Michael shares his experience of how Cafcass helped him when he moved to a foster home.
"I was 17 at the time and I knew that I was going to be moving to a foster home and I had a solicitor who was sorting everything out, but before I met Cafcass, I didn’t get what was going to happen. I knew it would involve going to court, but no one explained to me clearly what we would need to do. But that all changed once I saw my Cafcass officer, Janice.
"Janice was great. In the end she was more like a friend or a family member than anything else. She sat down with me and explained exactly what to expect. She made it really clear; she talked through the process step by step and what told me what my options were.
"I’ve got a couple of sisters and a brother and if I’m honest, I was feeling quite responsible for them. Speaking to Janice really helped because it gave them an understanding of what was going to happen and it took the pressure off. Whenever we spoke with Janice it was a really friendly atmosphere, which helped us all to relax.
"In the end we met a couple of times in the run up to the court hearing and Janice still stays in touch with me now to make sure everything’s okay. If you are facing something similar, my advice to you would be to take a step back from the situation. People get in their own heads what’s going to happen and what to expect, but often it’s really not as bad as it seems."
Hi. My name’s Kate and I’m 15 years old. Life’s been a bit crazy for me for a long time now. I’ve been in and out of foster care and children’s homes since I was about eight or nine. I’ve also lived on and off with my mum. Just recently my gran moved closer so she could look after me (and keep an eye on my mum!), so my social worker said it was okay if I lived with her.
Last year, I had a really bad time. I wasn’t going to school very often, and kept running away from home because things were so awful between me and mum. I ended up in secure accommodation because everyone was so worried about me getting into serious trouble. The way everyone carried on, you’d have sworn I was spending my days drinking, taking drugs and shoplifting! I must admit though, I’ve calmed down a bit since then. I’ve even been going to school quite often.
I guess the people at Social Services know me well by now. I also have someone called a Children’s Guardian, from Cafcass, who comes to speak to me whenever there’s a court case about me. My Guardian’s name is Gwyneth and she spends loads of time talking to me, my family, my social worker and even my teachers. She always tries to find out what it is I really want. Sometimes it’s hard though, because I don’t really know what I want myself. I used to think I wanted to be with my mum, and that’s what I told Gwyneth. But now I don’t think it is ever going to work out with my mum. I’ve spent my life waiting for mum to sort herself out so I can go back home and live with her. I’m tired of waiting now.
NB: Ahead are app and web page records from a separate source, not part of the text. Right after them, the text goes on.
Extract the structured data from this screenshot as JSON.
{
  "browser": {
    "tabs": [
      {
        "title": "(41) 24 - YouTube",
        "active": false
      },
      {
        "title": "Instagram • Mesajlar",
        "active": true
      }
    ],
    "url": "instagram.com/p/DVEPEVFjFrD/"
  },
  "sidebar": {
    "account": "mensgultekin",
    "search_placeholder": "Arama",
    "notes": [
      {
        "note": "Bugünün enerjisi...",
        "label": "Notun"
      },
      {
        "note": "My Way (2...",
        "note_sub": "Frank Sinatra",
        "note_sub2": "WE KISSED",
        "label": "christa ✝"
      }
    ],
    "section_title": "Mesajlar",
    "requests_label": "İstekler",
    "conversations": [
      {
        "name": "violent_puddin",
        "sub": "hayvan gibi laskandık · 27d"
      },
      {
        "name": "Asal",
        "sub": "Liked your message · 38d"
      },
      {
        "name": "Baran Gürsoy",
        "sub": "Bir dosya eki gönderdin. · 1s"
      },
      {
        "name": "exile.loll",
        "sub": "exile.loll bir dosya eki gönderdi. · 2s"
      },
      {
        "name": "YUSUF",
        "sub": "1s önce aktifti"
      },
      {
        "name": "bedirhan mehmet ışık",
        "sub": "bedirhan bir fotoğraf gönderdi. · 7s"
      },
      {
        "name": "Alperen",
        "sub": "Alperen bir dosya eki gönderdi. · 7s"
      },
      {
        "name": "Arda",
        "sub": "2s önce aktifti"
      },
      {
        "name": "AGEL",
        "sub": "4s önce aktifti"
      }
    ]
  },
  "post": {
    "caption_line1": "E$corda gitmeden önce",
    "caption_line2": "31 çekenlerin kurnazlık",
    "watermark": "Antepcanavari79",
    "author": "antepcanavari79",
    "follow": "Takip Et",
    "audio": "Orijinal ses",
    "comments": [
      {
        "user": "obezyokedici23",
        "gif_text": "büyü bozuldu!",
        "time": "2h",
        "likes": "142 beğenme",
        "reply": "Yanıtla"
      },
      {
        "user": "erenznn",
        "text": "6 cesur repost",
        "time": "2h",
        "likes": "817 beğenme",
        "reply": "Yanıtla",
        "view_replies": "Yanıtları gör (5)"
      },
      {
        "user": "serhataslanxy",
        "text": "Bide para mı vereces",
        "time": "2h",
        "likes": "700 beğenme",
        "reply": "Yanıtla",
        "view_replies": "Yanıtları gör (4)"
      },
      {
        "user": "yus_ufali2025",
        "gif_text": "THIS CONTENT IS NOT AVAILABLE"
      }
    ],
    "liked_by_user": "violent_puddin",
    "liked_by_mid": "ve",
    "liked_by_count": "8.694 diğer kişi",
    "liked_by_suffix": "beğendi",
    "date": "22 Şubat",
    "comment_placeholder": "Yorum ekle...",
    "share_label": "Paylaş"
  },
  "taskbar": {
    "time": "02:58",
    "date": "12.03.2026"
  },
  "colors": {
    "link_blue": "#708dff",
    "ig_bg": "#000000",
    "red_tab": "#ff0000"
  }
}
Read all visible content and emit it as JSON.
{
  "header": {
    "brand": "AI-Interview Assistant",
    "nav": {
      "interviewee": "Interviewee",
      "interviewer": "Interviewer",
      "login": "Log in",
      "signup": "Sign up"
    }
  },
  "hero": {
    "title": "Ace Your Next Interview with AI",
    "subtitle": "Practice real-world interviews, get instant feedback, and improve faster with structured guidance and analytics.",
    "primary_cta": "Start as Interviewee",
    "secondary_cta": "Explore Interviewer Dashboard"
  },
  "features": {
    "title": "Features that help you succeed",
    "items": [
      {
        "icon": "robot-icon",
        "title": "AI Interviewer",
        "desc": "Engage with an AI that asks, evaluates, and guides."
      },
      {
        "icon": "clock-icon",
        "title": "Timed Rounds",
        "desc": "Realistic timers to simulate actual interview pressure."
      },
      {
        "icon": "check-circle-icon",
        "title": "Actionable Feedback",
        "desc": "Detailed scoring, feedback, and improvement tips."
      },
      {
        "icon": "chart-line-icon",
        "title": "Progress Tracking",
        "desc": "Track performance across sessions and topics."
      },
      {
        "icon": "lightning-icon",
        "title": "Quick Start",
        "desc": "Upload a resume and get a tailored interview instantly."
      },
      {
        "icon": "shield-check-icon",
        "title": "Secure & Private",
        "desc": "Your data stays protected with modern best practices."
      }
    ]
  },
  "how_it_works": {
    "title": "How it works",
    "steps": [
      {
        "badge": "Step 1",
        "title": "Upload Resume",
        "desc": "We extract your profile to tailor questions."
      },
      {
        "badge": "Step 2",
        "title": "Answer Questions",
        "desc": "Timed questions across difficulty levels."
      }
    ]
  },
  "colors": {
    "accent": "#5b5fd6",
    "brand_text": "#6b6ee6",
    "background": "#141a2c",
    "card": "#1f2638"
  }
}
Things have been much better while I’ve been living with gran – except when mum comes around and causes trouble. The last time Gwyneth came to see me, we talked about me living with gran. Gwyneth told me that my gran could apply to the court for something called a Residence Order. This would mean that Social Services wouldn’t be taking care of me anymore and that my gran would be responsible for me.
I told Gwyneth that it sounded like a good idea. I was just worried that mum would think she could interfere if she knew I was living with gran and Social Services weren’t involved anymore. Gwyneth said that was a good point and she would be sure to discuss this with my social worker, gran and mum before we went ahead.
Things started moving after that. Gwyneth introduced me to a solicitor who she said would speak for me in court. I asked Gwyneth if I could go to court as well, and she said she would try and get permission for me to go along. She wrote her report after speaking to everyone and then came to tell me what she was going to say to the judge. She did tell me that my social worker wasn’t too keen for the Residence Order to be made, and my social worker would explain to the court about her concerns.
The next step is the day we go to court. Gwyneth has told me that the judge will listen to what everyone has to say, and then will make a decision. Whatever the judge’s decision, I know that I will probably carry on living with my gran, although I may still be looked after by Social Services. I don’t mind really, I’m just glad that I’m with my gran, because she’s the greatest. And I still get to see my mum, even if she does turn all our lives upside down whenever she’s around!